So just how do the people of Israel qualify for redemption and regathering? Simple! The formula is clear. Just keep G-d’s Torah. And, you know, it’s not that difficult! Deuteronomy 30:12: “Lo va’shah’mayim hee lay’mor, mee ya’aleh lah’nu ha’sha’mayma v’yee’ka’cheh’ha lah’nu, v’yash’mee’ay’nu oh’tah v’na’ah’seh’nah,” The Torah is not in Heaven for you to say, ‘Who can ascend to the Heaven for us and take it for us so that we can listen to it and perform it?’ Nor is it across the sea for you to say, ‘Who can cross to the other side of the sea for us to take it for us, so that we can listen to it and perform it?” Rather the matter is very near to you, in your mouth, and your heart, to perform it.

With so little time left before the High Holidays, how can we hope to transform ourselves into a people who deserve redemption? We have so much to do, and so little time to do what needs to be done!

The story is told that in the town of Nemirov there lived a great Tzaddik. Although he was renowned for his righteousness throughout the Jewish world, there are always skeptics, and there were some skeptics to be found even in the town of Nemirov.

Before the High Holidays, the Jews of Nemirov would awaken well before the earliest signs of dawn to recite the selichot prayers, the penitential prayers, petitioning G-d for forgiveness, so that the Jews may be found worthy of redemption. Even those Jews who did not normally come to synagogue would show up for selichot prayers.

For some unknown reason, the Tzaddik of Nemirov never attended the early morning selichot prayers, giving his critics reason to claim that, after all, he was not so righteous if he couldn’t get up early enough to say selichot! When the Tzaddik’s followers heard the demeaning words of his critics who demanded to know where the Tzaddik of Nemirov was, they would half-heartedly say, “The Tzaddik of Nemirov is in heaven, petitioning G-d to grant forgiveness to the people of Israel.”

One of the skeptics decided that he was going to put an end to these absurd claims and prove that the Tzaddik was a fraud.

One night, he audaciously slipped into the rabbi’s house and lay under the rabbi’s bed to find out exactly what the Tzaddik of Nemirov did during the time he was absent from the selichot prayers. Before the crack of dawn, the Tzaddik awoke and rose from his bed. But he didn’t dress in his rabbinic garb. He dressed in the clothes of a lumberjack, and went out into the thick woods, with an ax over his shoulder, to cut firewood. After he completed chopping, the Tzaddik dragged the load to a little isolated house in the forest. He knocked on the door, which was answered by a little old lady. Announcing himself as the wood chopper, he said that he had a delivery of wood. The old lady protested that she had no money to pay for the wood.

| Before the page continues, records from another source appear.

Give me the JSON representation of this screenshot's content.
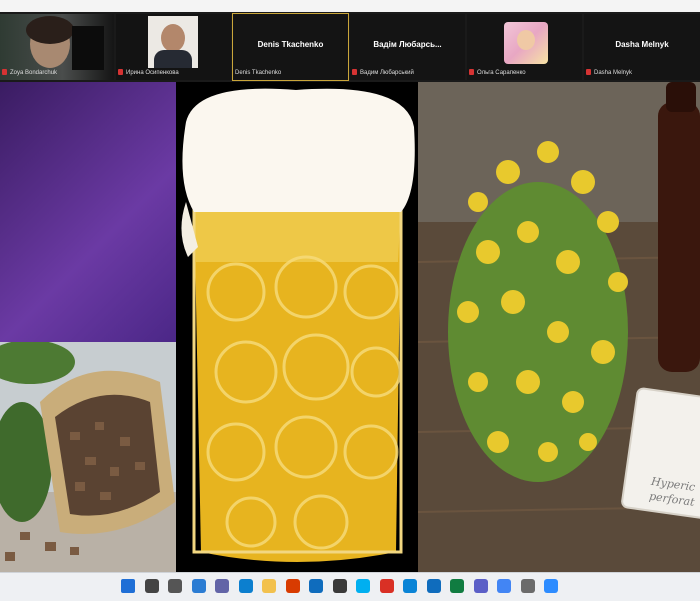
{
  "participants": [
    {
      "label": "Zoya Bondarchuk",
      "tile_name": "",
      "has_video": true,
      "active": false
    },
    {
      "label": "Ирина Осипенкова",
      "tile_name": "",
      "has_video": true,
      "active": false
    },
    {
      "label": "Denis Tkachenko",
      "tile_name": "Denis Tkachenko",
      "has_video": false,
      "active": true
    },
    {
      "label": "Вадим Любарський",
      "tile_name": "Вадім Любарсь...",
      "has_video": false,
      "active": false
    },
    {
      "label": "Ольга Сарапенко",
      "tile_name": "",
      "has_video": true,
      "active": false
    },
    {
      "label": "Dasha Melnyk",
      "tile_name": "Dasha Melnyk",
      "has_video": false,
      "active": false
    }
  ],
  "shared_content": {
    "herb_tag_text": "Hyperic perforat"
  },
  "taskbar": {
    "icons": [
      "windows-start-icon",
      "search-icon",
      "task-view-icon",
      "widgets-icon",
      "chat-icon",
      "edge-icon",
      "file-explorer-icon",
      "office-icon",
      "mail-icon",
      "store-icon",
      "skype-icon",
      "acrobat-icon",
      "photos-icon",
      "outlook-icon",
      "excel-icon",
      "teams-icon",
      "chrome-icon",
      "settings-icon",
      "zoom-icon"
    ],
    "icon_colors": [
      "#1f6fd6",
      "#444444",
      "#555555",
      "#2b7cd3",
      "#6264a7",
      "#0c7fcf",
      "#f2c14e",
      "#d83b01",
      "#0f6cbd",
      "#3a3a3a",
      "#00aff0",
      "#d93025",
      "#0a84d6",
      "#0f6cbd",
      "#107c41",
      "#5b5fc7",
      "#4285f4",
      "#6b6b6b",
      "#2d8cff"
    ]
  },
  "colors": {
    "mic_muted": "#d63333",
    "active_border": "#caa63a"
  }
}
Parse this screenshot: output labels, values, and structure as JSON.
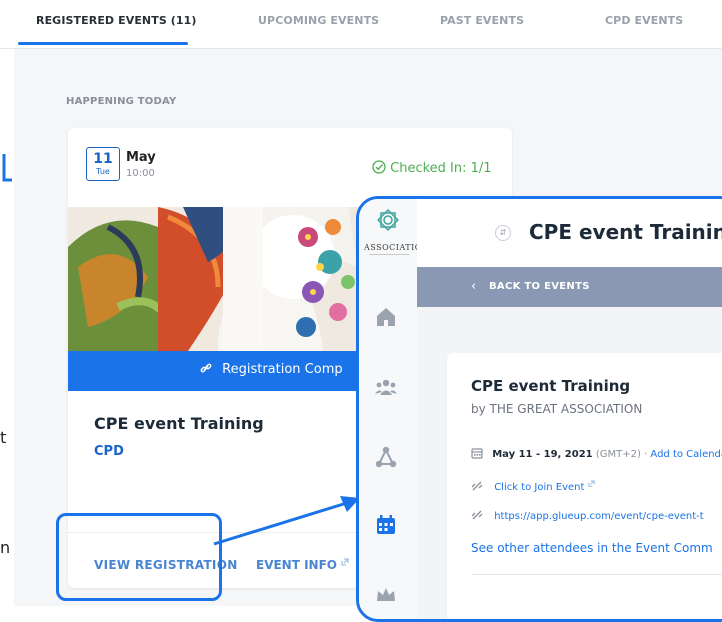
{
  "tabs": [
    {
      "label": "REGISTERED EVENTS (11)",
      "active": true
    },
    {
      "label": "UPCOMING EVENTS",
      "active": false
    },
    {
      "label": "PAST EVENTS",
      "active": false
    },
    {
      "label": "CPD EVENTS",
      "active": false
    }
  ],
  "section_label": "HAPPENING TODAY",
  "event_card": {
    "day": "11",
    "weekday": "Tue",
    "month": "May",
    "time": "10:00",
    "checked_in_label": "Checked In: 1/1",
    "banner_label": "Registration Comp",
    "title": "CPE event Training",
    "type": "CPD",
    "view_registration": "VIEW REGISTRATION",
    "event_info": "EVENT INFO"
  },
  "edge_text": {
    "letter_t": "t",
    "letter_n": "n"
  },
  "overlay": {
    "logo_text": "ASSOCIATION",
    "header_title": "CPE event Training",
    "back_label": "BACK TO EVENTS",
    "event_title": "CPE event Training",
    "by_line": "by THE GREAT ASSOCIATION",
    "date_range": "May 11 - 19, 2021",
    "timezone": "(GMT+2)",
    "separator": "·",
    "add_calendar": "Add to Calenda",
    "join_label": "Click to Join Event",
    "url": "https://app.glueup.com/event/cpe-event-t",
    "see_attendees": "See other attendees in the Event Comm"
  },
  "colors": {
    "accent": "#1a73e8",
    "success": "#4caf50",
    "back_bar": "#8a98b3"
  }
}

The wood chopper-Tzaddik ignored her protests, setting the wood in the fireplace and lighting a fire, all the while assuring the little old lady that she could pay later. Only then did the Tzaddik change his clothes and set off for the synagogue–late, of course, for the early selichot services.

When the skeptics asked their friend who had hidden under the rabbi’s bed whether it was true that the rabbi had indeed gone to heaven, all he could say was, “Heaven? Perhaps even higher!”

During this period of selichot, the Jewish people have a unique opportunity to ascend, to grow morally and religiously, to improve our attitudes and our behaviors, to work on our relationships with humans and with G-d. We surely cannot expect to reach higher than heaven, but we can certainly strive to reach heaven. And as long as we strive to reach heaven, we can rest assured that will be blessed, because we are on the right track.

May you be blessed.